▶

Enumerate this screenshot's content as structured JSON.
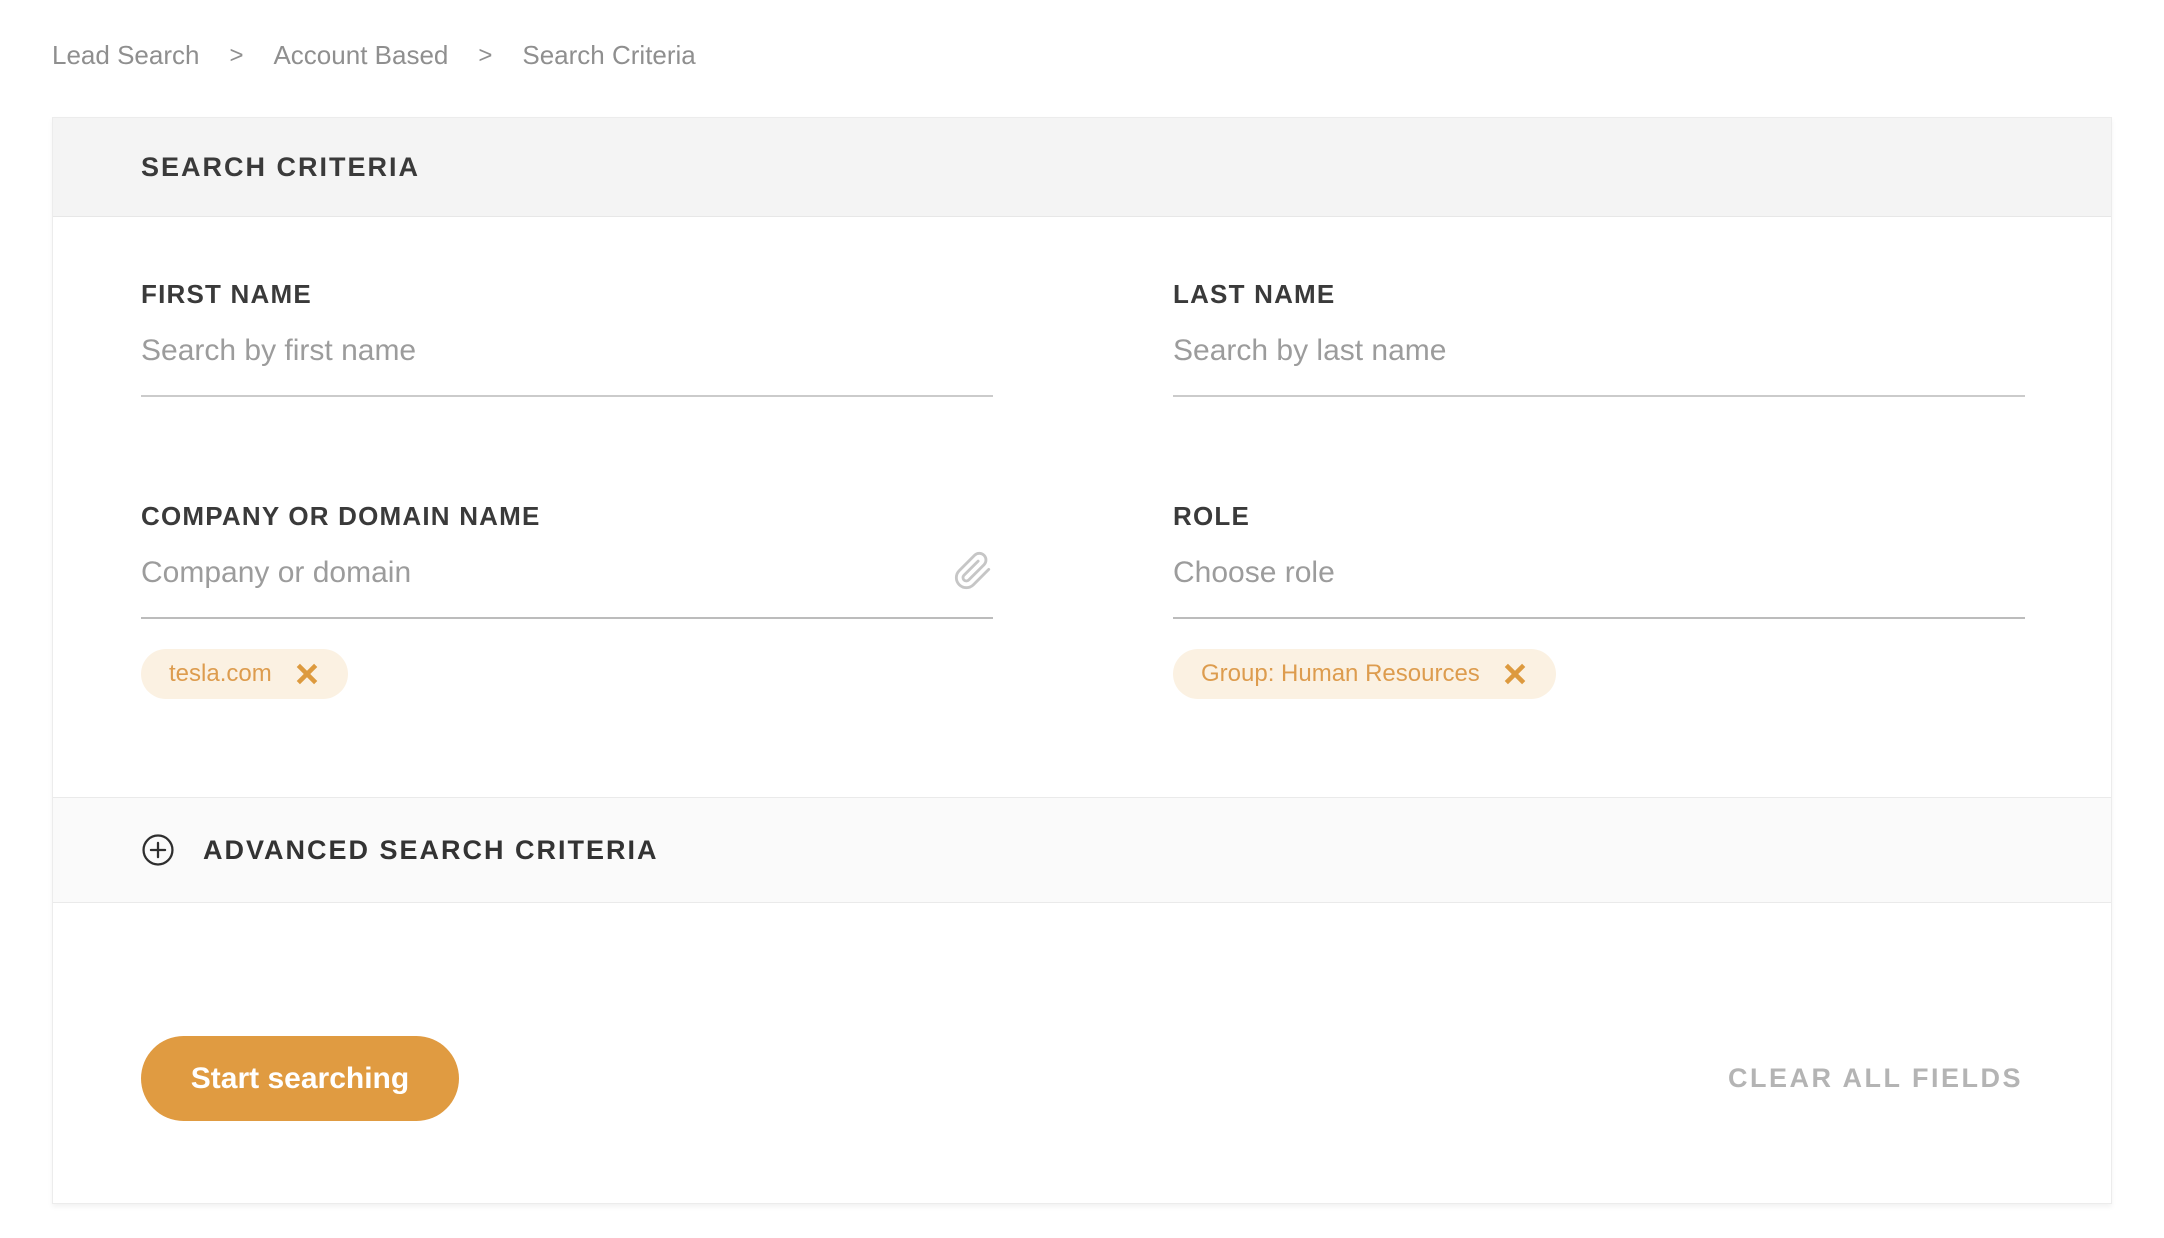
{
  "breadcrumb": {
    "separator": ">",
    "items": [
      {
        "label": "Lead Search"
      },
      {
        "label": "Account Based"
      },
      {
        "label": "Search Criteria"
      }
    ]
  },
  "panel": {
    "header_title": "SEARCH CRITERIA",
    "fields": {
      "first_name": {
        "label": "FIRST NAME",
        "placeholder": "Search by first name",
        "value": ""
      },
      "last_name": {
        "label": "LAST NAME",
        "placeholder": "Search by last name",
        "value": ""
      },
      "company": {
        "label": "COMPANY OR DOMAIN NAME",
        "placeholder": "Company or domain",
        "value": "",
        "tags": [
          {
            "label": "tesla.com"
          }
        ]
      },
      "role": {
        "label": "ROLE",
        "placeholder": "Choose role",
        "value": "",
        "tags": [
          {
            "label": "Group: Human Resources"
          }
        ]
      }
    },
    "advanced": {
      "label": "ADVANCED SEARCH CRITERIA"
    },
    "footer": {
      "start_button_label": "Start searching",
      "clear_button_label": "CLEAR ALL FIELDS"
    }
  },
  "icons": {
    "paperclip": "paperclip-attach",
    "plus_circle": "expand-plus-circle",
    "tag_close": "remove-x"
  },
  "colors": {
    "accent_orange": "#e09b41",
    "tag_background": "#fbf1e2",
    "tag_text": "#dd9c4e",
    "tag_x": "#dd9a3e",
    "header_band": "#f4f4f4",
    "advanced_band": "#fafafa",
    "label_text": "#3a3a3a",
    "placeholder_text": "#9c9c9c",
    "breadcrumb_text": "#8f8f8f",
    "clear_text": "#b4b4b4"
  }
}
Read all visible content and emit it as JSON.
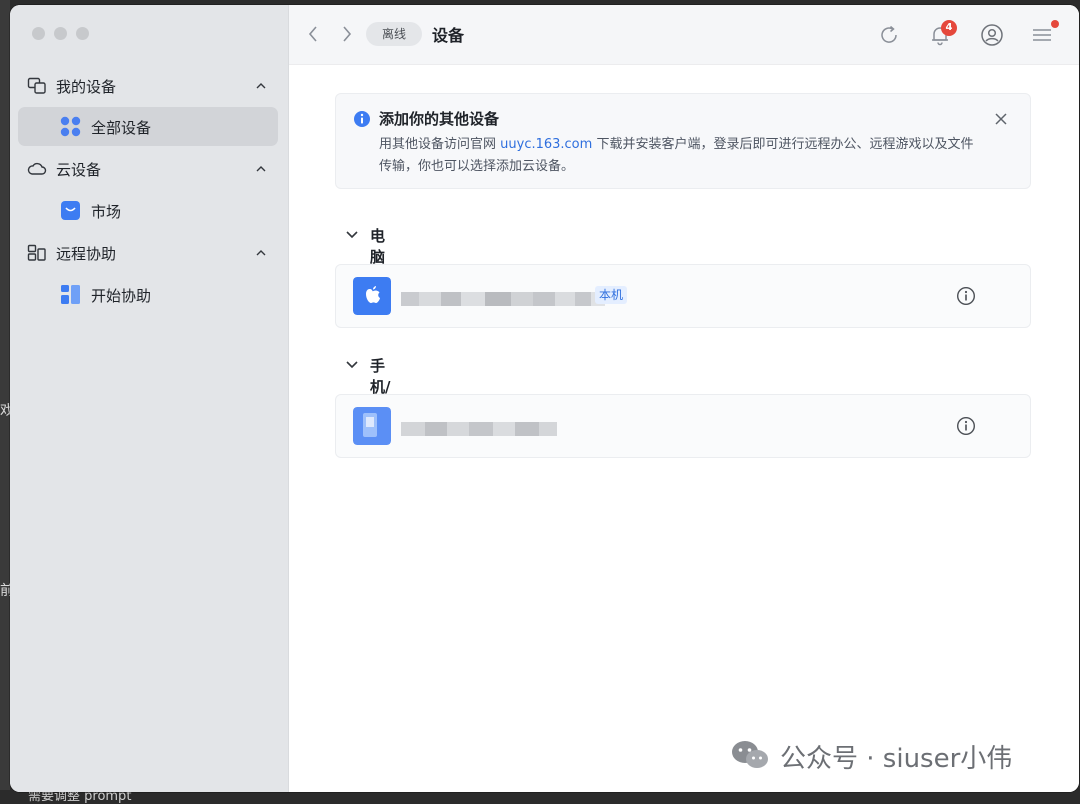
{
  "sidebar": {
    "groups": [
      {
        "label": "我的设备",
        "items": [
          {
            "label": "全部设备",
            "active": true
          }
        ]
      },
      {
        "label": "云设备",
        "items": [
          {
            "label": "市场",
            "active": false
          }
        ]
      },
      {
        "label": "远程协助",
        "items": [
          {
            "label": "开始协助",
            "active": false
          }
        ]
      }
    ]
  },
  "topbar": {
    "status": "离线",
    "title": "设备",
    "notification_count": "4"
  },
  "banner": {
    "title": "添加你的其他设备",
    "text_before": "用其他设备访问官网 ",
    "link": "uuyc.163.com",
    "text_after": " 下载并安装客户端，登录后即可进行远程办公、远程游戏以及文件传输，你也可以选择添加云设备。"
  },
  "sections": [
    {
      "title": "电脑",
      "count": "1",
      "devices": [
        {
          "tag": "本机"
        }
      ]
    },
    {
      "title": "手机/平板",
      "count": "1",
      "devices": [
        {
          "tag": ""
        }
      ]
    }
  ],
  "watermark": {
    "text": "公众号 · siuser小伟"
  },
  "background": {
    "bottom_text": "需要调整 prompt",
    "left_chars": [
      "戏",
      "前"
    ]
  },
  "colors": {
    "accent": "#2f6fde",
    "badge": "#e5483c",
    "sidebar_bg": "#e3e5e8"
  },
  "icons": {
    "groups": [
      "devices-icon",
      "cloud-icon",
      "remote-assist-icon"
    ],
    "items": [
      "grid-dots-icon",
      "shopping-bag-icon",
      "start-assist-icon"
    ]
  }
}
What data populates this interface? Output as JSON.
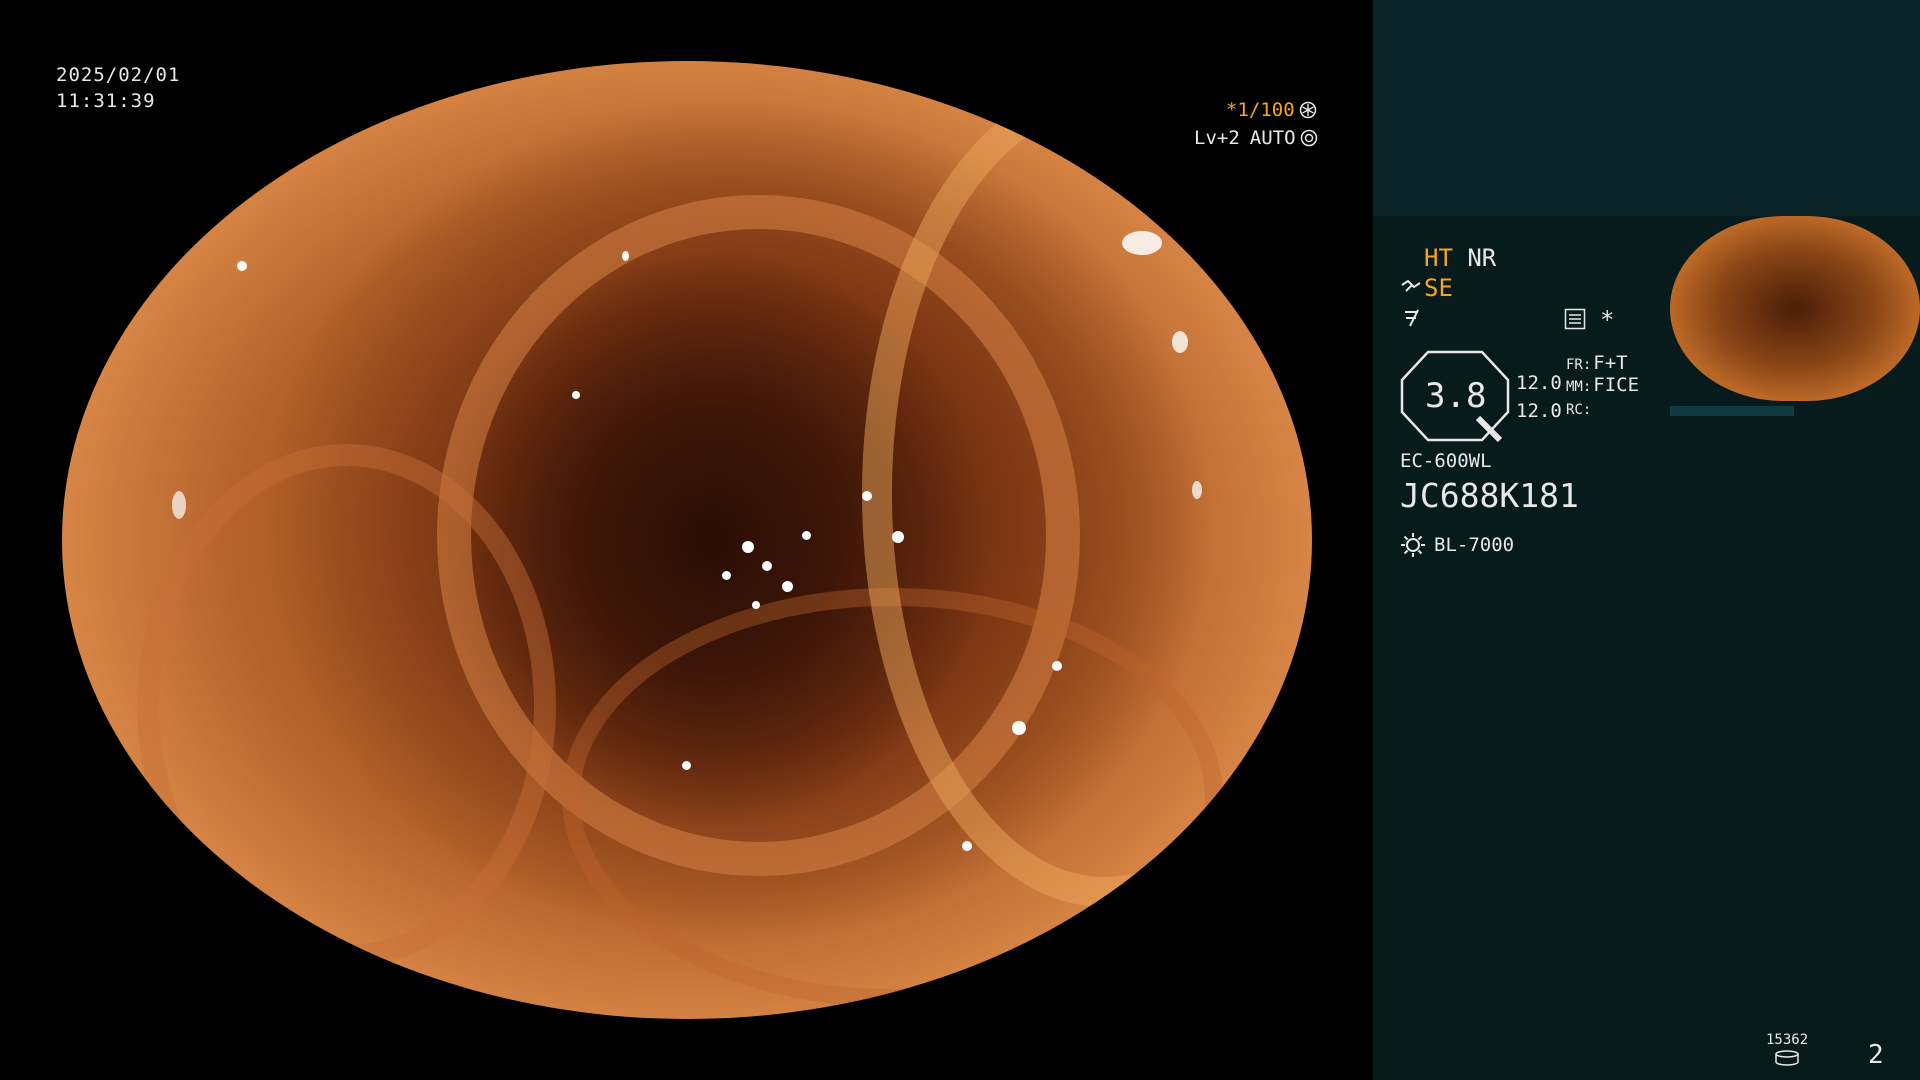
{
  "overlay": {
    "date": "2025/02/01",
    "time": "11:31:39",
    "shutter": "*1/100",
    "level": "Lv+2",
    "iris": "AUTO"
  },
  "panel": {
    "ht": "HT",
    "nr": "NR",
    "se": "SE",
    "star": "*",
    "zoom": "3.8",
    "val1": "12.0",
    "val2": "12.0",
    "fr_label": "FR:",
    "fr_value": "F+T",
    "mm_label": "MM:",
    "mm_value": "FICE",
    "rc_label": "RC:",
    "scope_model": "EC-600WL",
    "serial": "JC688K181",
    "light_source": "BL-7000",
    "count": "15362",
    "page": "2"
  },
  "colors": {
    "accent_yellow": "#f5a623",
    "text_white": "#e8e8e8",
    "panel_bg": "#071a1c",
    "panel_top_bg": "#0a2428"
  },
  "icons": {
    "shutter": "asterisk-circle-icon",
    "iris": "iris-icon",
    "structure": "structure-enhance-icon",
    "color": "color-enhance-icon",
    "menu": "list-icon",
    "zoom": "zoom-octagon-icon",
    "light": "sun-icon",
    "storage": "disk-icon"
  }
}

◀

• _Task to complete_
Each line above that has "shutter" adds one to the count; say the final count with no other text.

• _Reply to the exercise_
2